===== MATERIAL FOR THIS TASK

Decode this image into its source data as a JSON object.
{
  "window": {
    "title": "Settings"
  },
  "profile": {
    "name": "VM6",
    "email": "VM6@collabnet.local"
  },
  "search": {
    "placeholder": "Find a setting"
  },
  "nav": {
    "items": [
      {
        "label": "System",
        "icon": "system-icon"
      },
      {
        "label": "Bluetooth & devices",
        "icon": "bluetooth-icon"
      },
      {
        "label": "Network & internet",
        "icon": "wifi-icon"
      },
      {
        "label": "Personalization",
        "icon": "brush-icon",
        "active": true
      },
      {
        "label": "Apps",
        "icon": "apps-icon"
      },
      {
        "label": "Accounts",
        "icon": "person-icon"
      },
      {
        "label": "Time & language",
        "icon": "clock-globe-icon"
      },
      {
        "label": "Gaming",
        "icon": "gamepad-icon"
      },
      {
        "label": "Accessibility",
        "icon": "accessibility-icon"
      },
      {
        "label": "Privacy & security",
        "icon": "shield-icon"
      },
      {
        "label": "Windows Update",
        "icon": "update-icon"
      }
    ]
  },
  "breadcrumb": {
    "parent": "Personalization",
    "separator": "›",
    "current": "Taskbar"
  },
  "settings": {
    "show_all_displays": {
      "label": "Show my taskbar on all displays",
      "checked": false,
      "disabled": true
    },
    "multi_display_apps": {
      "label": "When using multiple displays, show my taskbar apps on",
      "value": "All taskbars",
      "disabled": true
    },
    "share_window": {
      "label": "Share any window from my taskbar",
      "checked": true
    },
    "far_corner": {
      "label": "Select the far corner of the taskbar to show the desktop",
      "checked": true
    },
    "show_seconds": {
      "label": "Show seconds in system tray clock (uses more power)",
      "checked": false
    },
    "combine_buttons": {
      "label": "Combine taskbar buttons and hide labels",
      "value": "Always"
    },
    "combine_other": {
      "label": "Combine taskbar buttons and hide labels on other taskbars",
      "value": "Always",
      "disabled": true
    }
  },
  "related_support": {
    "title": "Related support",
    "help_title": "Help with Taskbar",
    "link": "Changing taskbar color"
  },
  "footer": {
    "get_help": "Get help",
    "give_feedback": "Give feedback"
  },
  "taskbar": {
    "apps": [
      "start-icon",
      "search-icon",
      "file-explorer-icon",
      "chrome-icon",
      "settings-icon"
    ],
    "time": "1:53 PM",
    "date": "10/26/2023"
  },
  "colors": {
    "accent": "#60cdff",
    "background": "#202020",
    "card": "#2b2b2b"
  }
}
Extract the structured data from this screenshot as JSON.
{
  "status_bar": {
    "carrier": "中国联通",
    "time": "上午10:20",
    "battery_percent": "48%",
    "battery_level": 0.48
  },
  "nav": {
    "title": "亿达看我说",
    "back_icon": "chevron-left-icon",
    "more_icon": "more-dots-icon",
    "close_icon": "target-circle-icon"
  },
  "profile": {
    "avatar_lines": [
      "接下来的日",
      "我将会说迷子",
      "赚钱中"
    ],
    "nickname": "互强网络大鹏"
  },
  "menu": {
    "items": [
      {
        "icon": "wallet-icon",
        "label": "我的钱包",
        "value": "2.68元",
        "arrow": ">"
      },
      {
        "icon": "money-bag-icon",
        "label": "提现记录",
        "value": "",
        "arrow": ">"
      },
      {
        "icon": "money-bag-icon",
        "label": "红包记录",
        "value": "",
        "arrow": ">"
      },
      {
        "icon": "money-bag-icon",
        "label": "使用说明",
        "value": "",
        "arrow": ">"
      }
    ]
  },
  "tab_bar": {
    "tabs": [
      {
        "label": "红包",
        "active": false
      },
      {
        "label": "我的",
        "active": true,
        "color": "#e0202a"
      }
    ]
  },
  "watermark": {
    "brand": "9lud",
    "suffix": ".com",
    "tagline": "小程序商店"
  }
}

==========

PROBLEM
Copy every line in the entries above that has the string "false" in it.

THE COMPLETED TASK
      "checked": false,
      "checked": false
        "active": false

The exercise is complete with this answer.